START PROVIDED DATA
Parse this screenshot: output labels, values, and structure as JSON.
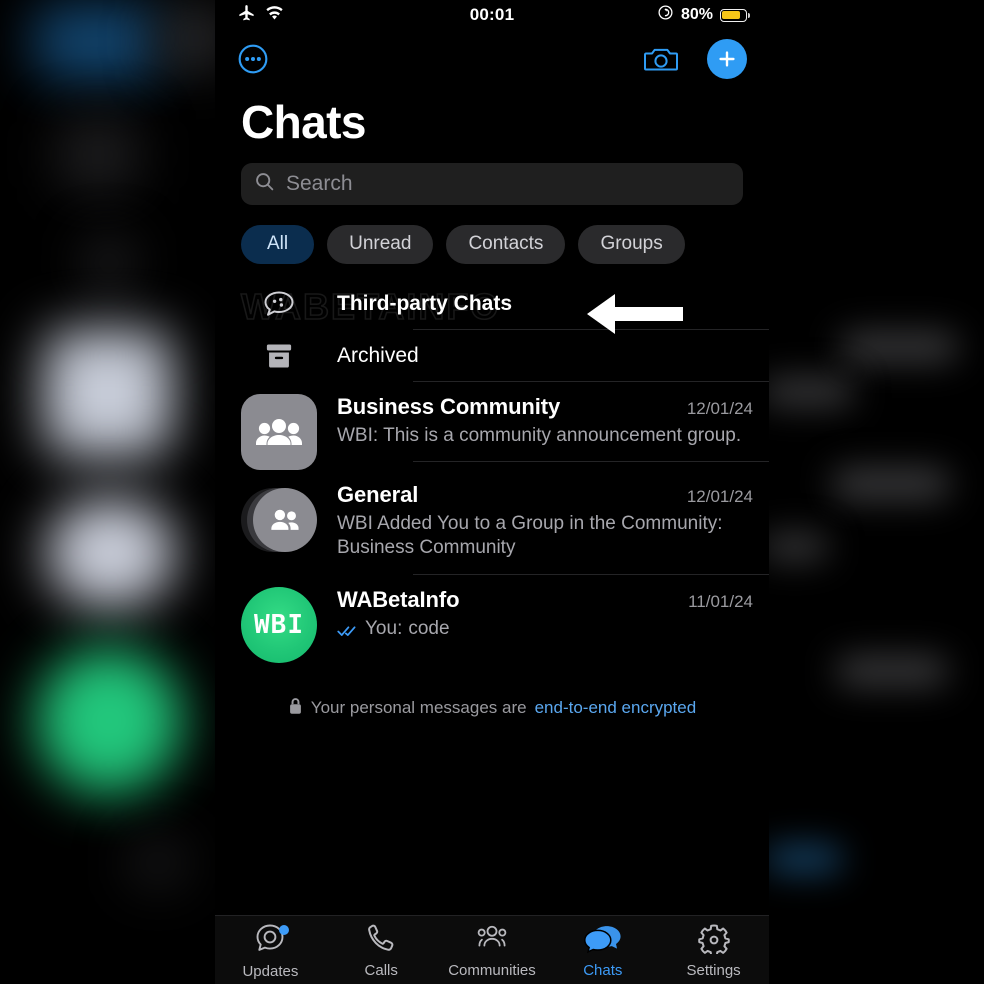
{
  "status_bar": {
    "airplane_icon": "airplane-mode-icon",
    "wifi_icon": "wifi-icon",
    "time": "00:01",
    "rotation_lock_icon": "rotation-lock-icon",
    "battery_percent": "80%",
    "battery_level": 80,
    "battery_color": "#f5c518"
  },
  "nav": {
    "menu_icon": "more-options-icon",
    "camera_icon": "camera-icon",
    "new_chat_icon": "plus-icon",
    "accent": "#2f9cf4"
  },
  "header": {
    "title": "Chats"
  },
  "search": {
    "placeholder": "Search",
    "icon": "search-icon"
  },
  "filters": [
    {
      "label": "All",
      "selected": true
    },
    {
      "label": "Unread",
      "selected": false
    },
    {
      "label": "Contacts",
      "selected": false
    },
    {
      "label": "Groups",
      "selected": false
    }
  ],
  "watermark": "WABETAINFO",
  "annotation": {
    "arrow": "left-arrow-annotation",
    "color": "#ffffff"
  },
  "rows": {
    "third_party": {
      "label": "Third-party Chats",
      "icon": "third-party-chat-bubble-icon"
    },
    "archived": {
      "label": "Archived",
      "icon": "archive-box-icon"
    }
  },
  "chats": [
    {
      "name": "Business Community",
      "preview": "WBI: This is a community announcement group.",
      "date": "12/01/24",
      "avatar": "community-group-avatar",
      "avatar_type": "square",
      "avatar_color": "#8b8b91",
      "read_receipt": false
    },
    {
      "name": "General",
      "preview": "WBI Added You to a Group in the Community: Business Community",
      "date": "12/01/24",
      "avatar": "group-in-community-avatar",
      "avatar_type": "stack",
      "avatar_color": "#8b8b91",
      "read_receipt": false
    },
    {
      "name": "WABetaInfo",
      "preview_prefix": "You:",
      "preview": "code",
      "date": "11/01/24",
      "avatar": "wbi-avatar",
      "avatar_type": "circle",
      "avatar_initials": "WBI",
      "avatar_color": "#21c777",
      "read_receipt": true,
      "read_receipt_color": "#3d9bf7"
    }
  ],
  "encryption_notice": {
    "icon": "lock-icon",
    "text": "Your personal messages are",
    "link": "end-to-end encrypted"
  },
  "tabs": [
    {
      "label": "Updates",
      "icon": "updates-icon",
      "active": false,
      "badge": true
    },
    {
      "label": "Calls",
      "icon": "phone-icon",
      "active": false,
      "badge": false
    },
    {
      "label": "Communities",
      "icon": "communities-icon",
      "active": false,
      "badge": false
    },
    {
      "label": "Chats",
      "icon": "chats-icon",
      "active": true,
      "badge": false
    },
    {
      "label": "Settings",
      "icon": "gear-icon",
      "active": false,
      "badge": false
    }
  ]
}
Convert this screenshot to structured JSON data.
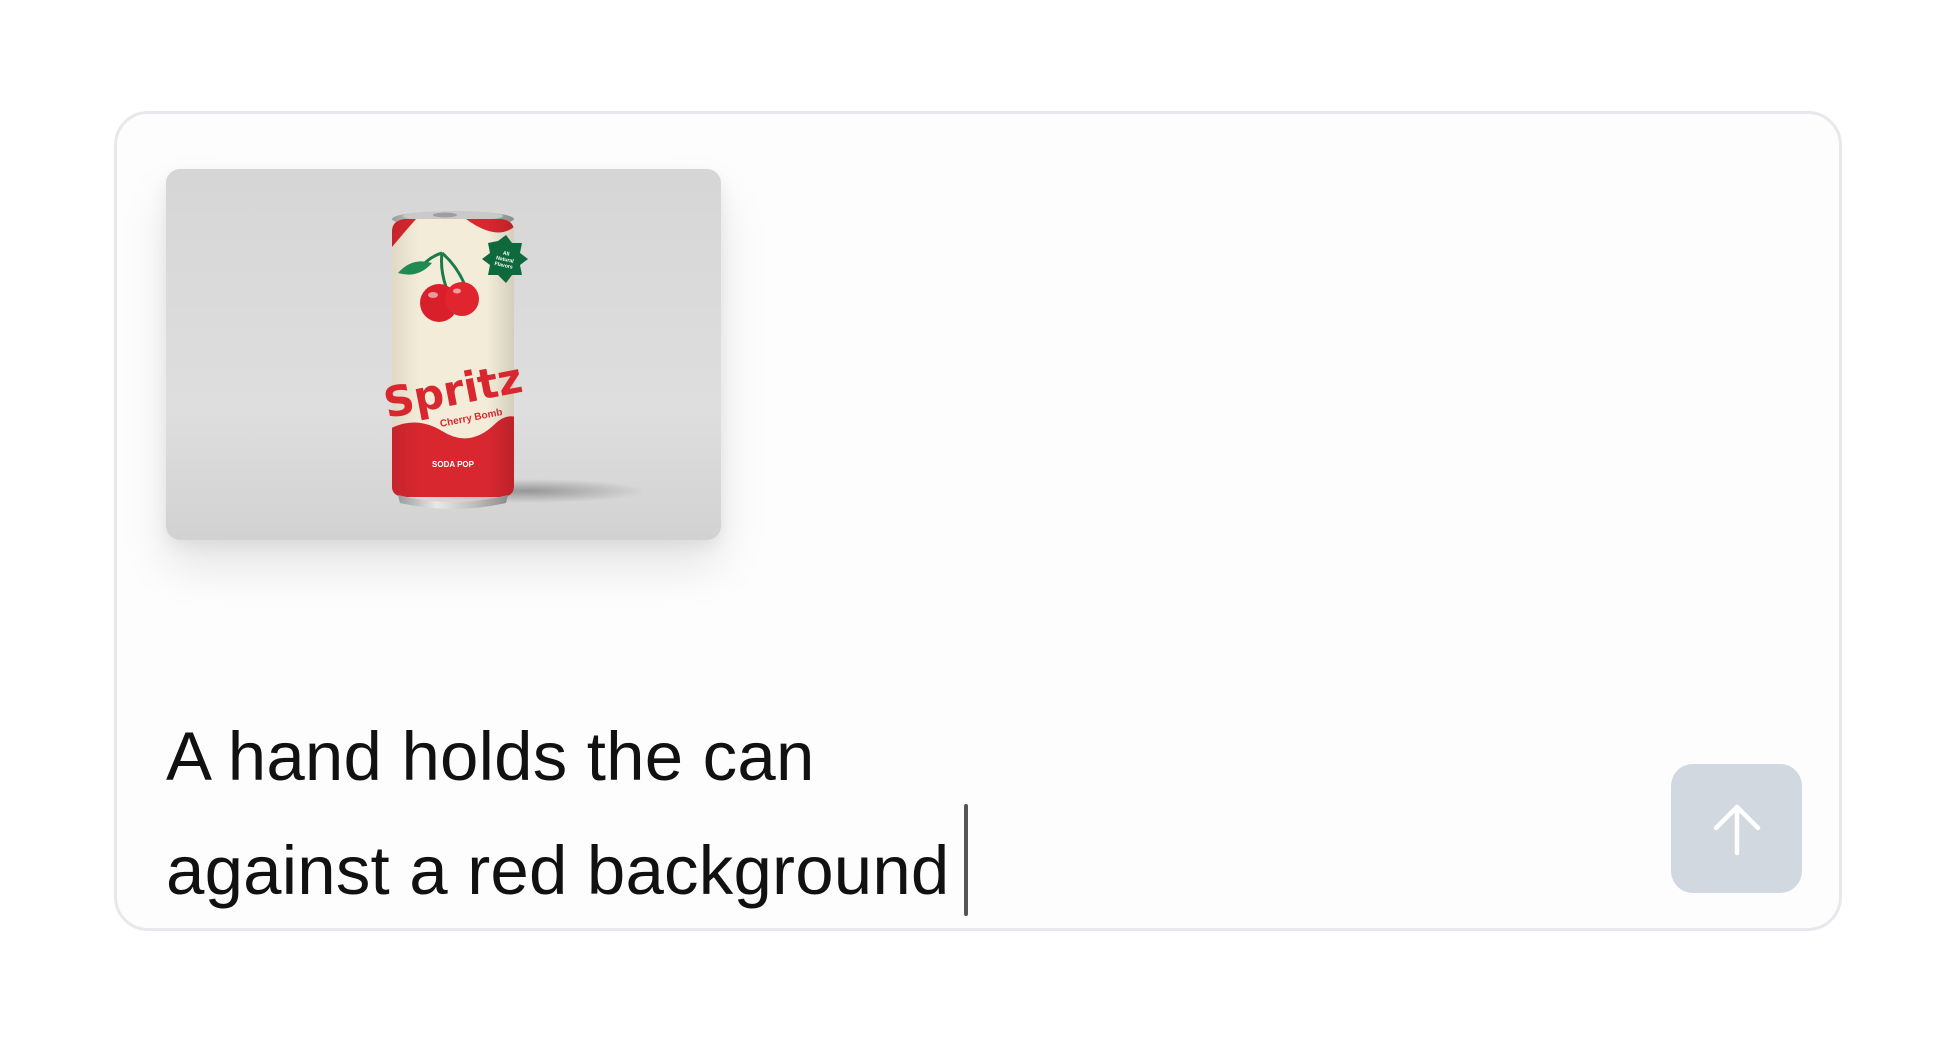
{
  "composer": {
    "prompt_line_1": "A hand holds the can",
    "prompt_line_2": "against a red background",
    "send_icon": "arrow-up-icon"
  },
  "attachment": {
    "brand": "Spritz",
    "flavor": "Cherry Bomb",
    "subtitle": "SODA POP",
    "badge_line_1": "All",
    "badge_line_2": "Natural",
    "badge_line_3": "Flavors"
  },
  "colors": {
    "border": "#e6e8ec",
    "send_button": "#d2d8e0",
    "can_red": "#d8272f",
    "can_cream": "#f3ecd8",
    "badge_green": "#0e6a3d"
  }
}
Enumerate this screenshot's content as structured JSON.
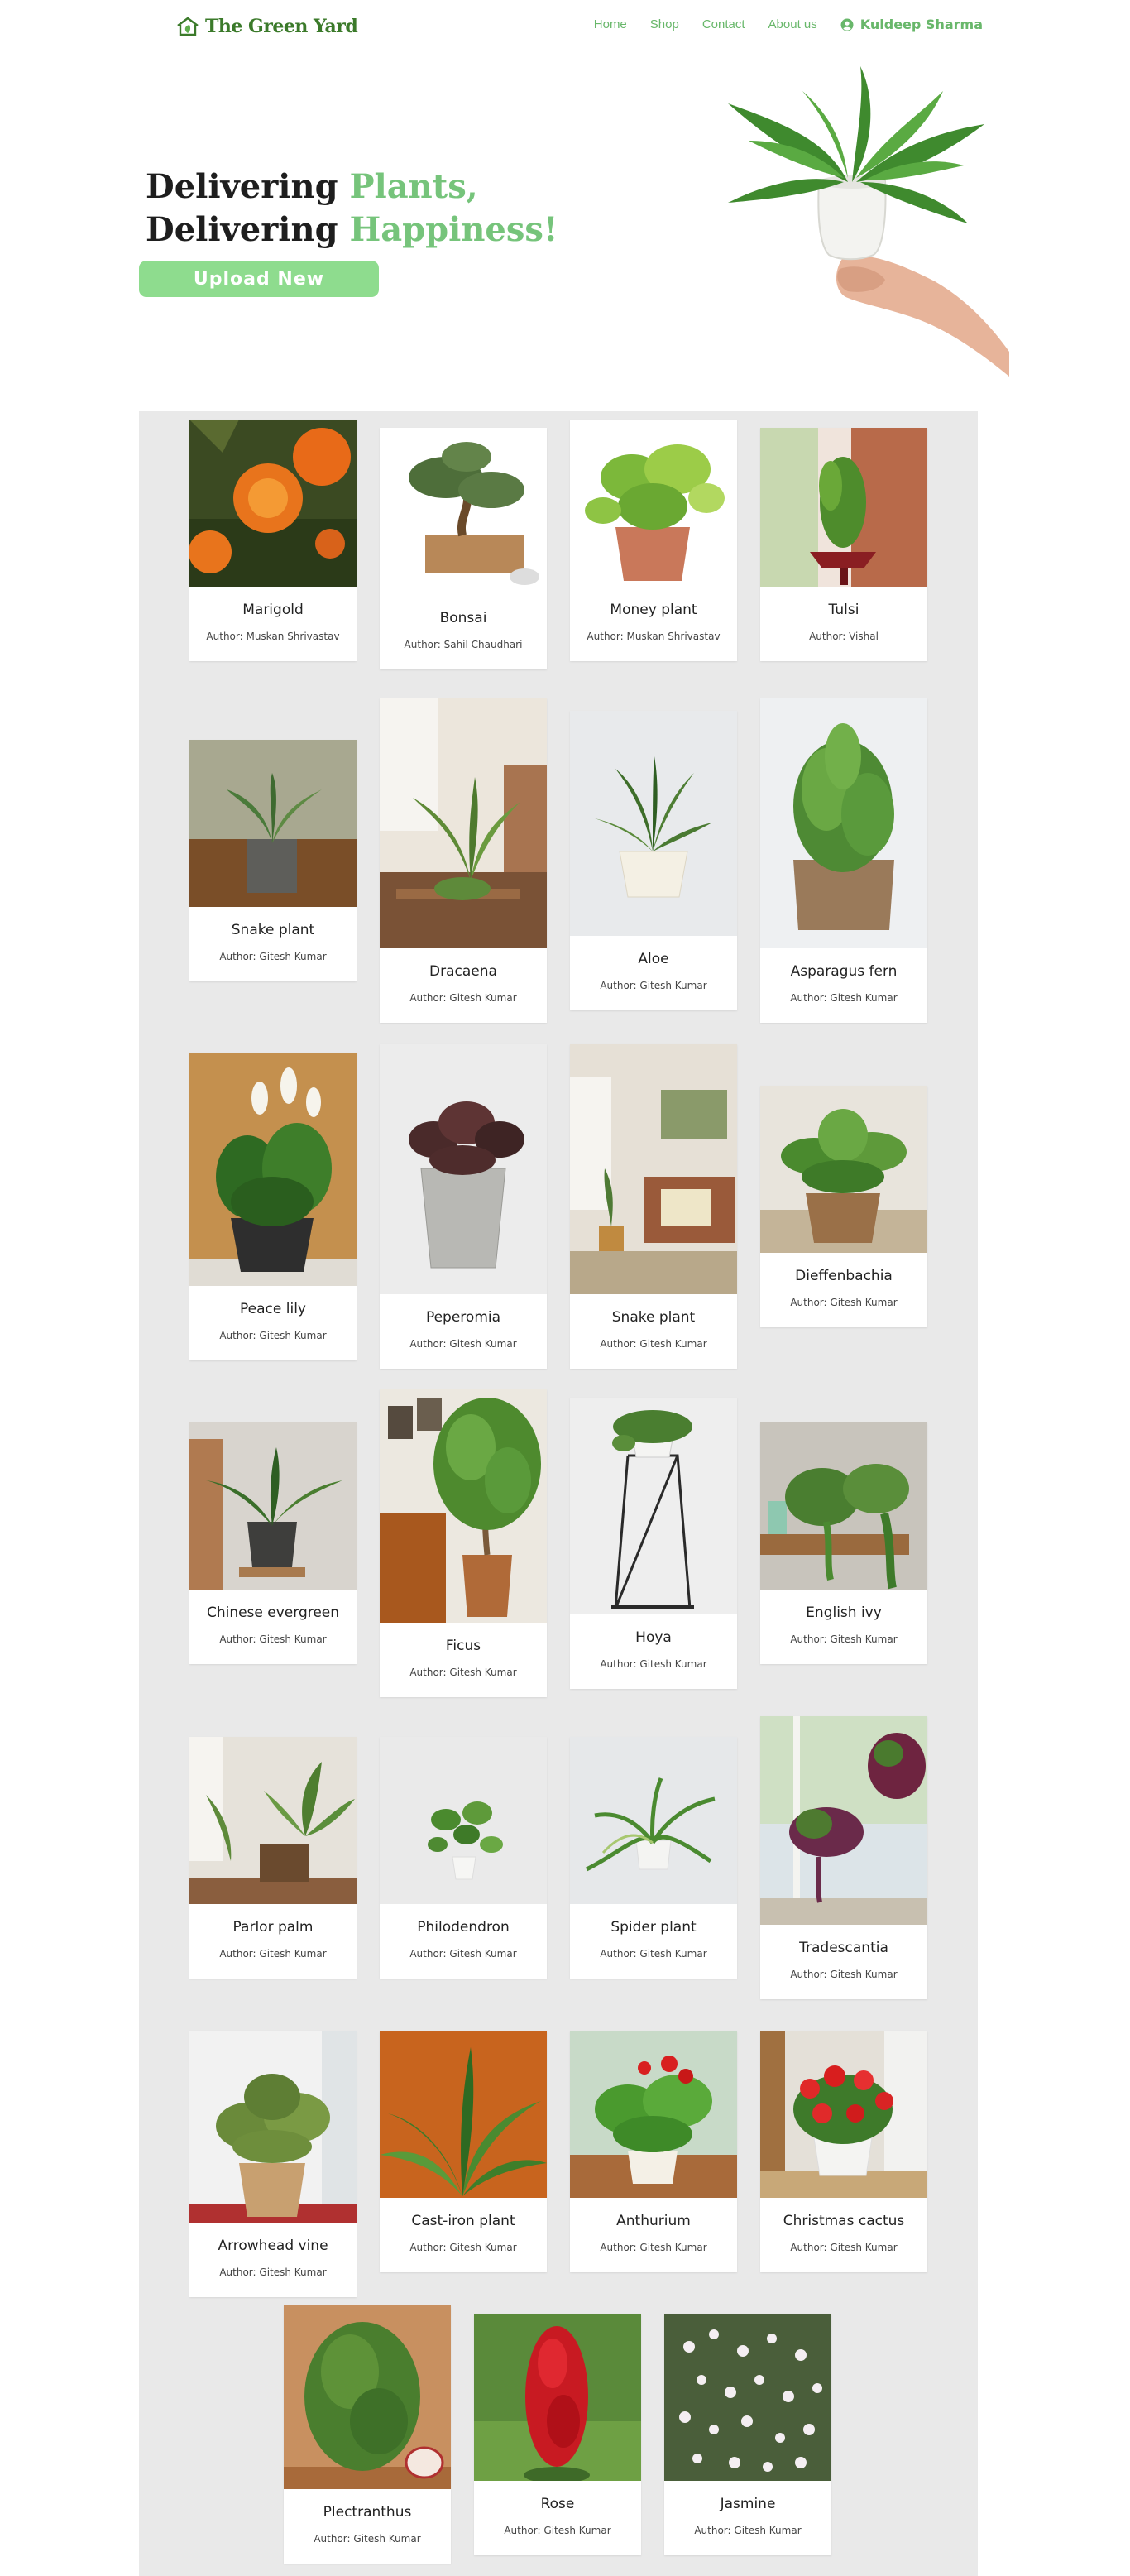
{
  "nav": {
    "logo_text": "The Green Yard",
    "links": [
      "Home",
      "Shop",
      "Contact",
      "About us"
    ],
    "user_name": "Kuldeep Sharma"
  },
  "hero": {
    "line1_plain": "Delivering ",
    "line1_accent": "Plants,",
    "line2_plain": "Delivering ",
    "line2_accent": "Happiness!",
    "upload_label": "Upload New"
  },
  "colors": {
    "accent_green": "#76c47b",
    "button_green": "#8edc8e",
    "gallery_bg": "#e9e9e9"
  },
  "plants": [
    {
      "name": "Marigold",
      "author": "Author: Muskan Shrivastav"
    },
    {
      "name": "Bonsai",
      "author": "Author: Sahil Chaudhari"
    },
    {
      "name": "Money plant",
      "author": "Author: Muskan Shrivastav"
    },
    {
      "name": "Tulsi",
      "author": "Author: Vishal"
    },
    {
      "name": "Snake plant",
      "author": "Author: Gitesh Kumar"
    },
    {
      "name": "Dracaena",
      "author": "Author: Gitesh Kumar"
    },
    {
      "name": "Aloe",
      "author": "Author: Gitesh Kumar"
    },
    {
      "name": "Asparagus fern",
      "author": "Author: Gitesh Kumar"
    },
    {
      "name": "Peace lily",
      "author": "Author: Gitesh Kumar"
    },
    {
      "name": "Peperomia",
      "author": "Author: Gitesh Kumar"
    },
    {
      "name": "Snake plant",
      "author": "Author: Gitesh Kumar"
    },
    {
      "name": "Dieffenbachia",
      "author": "Author: Gitesh Kumar"
    },
    {
      "name": "Chinese evergreen",
      "author": "Author: Gitesh Kumar"
    },
    {
      "name": "Ficus",
      "author": "Author: Gitesh Kumar"
    },
    {
      "name": "Hoya",
      "author": "Author: Gitesh Kumar"
    },
    {
      "name": "English ivy",
      "author": "Author: Gitesh Kumar"
    },
    {
      "name": "Parlor palm",
      "author": "Author: Gitesh Kumar"
    },
    {
      "name": "Philodendron",
      "author": "Author: Gitesh Kumar"
    },
    {
      "name": "Spider plant",
      "author": "Author: Gitesh Kumar"
    },
    {
      "name": "Tradescantia",
      "author": "Author: Gitesh Kumar"
    },
    {
      "name": "Arrowhead vine",
      "author": "Author: Gitesh Kumar"
    },
    {
      "name": "Cast-iron plant",
      "author": "Author: Gitesh Kumar"
    },
    {
      "name": "Anthurium",
      "author": "Author: Gitesh Kumar"
    },
    {
      "name": "Christmas cactus",
      "author": "Author: Gitesh Kumar"
    },
    {
      "name": "Plectranthus",
      "author": "Author: Gitesh Kumar"
    },
    {
      "name": "Rose",
      "author": "Author: Gitesh Kumar"
    },
    {
      "name": "Jasmine",
      "author": "Author: Gitesh Kumar"
    }
  ]
}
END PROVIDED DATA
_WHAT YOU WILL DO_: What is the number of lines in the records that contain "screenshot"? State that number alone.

_EXERCISE RESPONSE_: 3